The complications of being an Arab born this or that side of the ditch that was designated to become the deepest of divides between those people has always fascinated me and no less so most of those I have accompanied there, through thick and thin periods of the on-going conflict between Israel and the Palestinians.
During the first intifada whilst walking with a group of some 20 black American educators in East Barta’a close to the ditch, a young boy – about ten years old – suddenly threw an egg-sized stone in our direction. Out of the corner of my eye I saw him raise his hand but my reflexes were not quick enough to get out of the way and the stone connected with the side of my head. It hurt – both physically and emotionally.
Interestingly enough the black American teachers were positive the stone had been aimed at them, because they were black! As a splitting headache developed at the same rate as a golf-ball sized bump on my head, a discussion broke out as to really whom he had intended to hit – I guess I still believe it was aimed at me - the Israeli - and they to this day well over 20 years later, will probably tell you it was meant for them but the kid had a lousy throwing arm.
Looking back on that incident I now realize just how much of a watershed experience that was. I never told my husband about the rock on my head or complained to him about the headache and was thankful that my hair was long, the bump on the right side of my head well covered. I didn’t tell him because I knew he would ask me to stop working at Givat Haviva and being involved in Israeli-Palestinian educational projects after this particular encounter of a rather nasty kind.

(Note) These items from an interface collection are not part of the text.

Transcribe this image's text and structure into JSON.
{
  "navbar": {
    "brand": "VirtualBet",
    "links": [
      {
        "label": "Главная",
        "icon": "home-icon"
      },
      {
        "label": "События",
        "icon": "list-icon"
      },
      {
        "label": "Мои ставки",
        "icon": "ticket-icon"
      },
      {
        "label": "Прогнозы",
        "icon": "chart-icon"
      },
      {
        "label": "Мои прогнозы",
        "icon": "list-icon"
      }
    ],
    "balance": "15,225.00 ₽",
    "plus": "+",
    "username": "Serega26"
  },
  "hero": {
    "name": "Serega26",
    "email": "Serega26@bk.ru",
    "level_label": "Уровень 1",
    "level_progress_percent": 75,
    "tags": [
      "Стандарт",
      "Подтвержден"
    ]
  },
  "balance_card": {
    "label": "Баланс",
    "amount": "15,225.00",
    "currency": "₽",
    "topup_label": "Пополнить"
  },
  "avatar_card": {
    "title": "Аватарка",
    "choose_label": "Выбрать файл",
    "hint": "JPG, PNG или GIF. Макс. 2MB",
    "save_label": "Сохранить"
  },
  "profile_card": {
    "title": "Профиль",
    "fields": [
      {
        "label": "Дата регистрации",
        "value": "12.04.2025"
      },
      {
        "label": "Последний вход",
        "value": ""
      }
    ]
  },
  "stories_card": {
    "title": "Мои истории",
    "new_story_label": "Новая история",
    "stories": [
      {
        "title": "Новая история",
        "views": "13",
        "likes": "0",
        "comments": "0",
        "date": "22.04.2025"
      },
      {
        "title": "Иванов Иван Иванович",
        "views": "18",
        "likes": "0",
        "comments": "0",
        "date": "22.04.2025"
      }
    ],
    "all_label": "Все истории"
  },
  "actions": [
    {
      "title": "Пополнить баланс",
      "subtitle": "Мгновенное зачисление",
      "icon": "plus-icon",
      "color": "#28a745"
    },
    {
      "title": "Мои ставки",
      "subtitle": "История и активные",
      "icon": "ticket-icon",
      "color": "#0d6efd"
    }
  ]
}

I made the decision to continue not because I am of a particularly stubborn nature – which I suppose I am actually – but based on the fact that I could not, would not, let a 10 year-old be the one who would alter my belief that once people meet and listen to each other there is often an acceptance that the other has a right to a different narrative but also discover they share a great deal in common upon which it is possible to begin to build positively if they so desire.
The rock-slinging boy would now be somewhere in his early 30s. I wonder if he has ever given any thought to the day he chucked that rock and why the lady he managed to clobber is still bringing so many people to Barta’a, to meet and speak with those living on either side of their and our divide.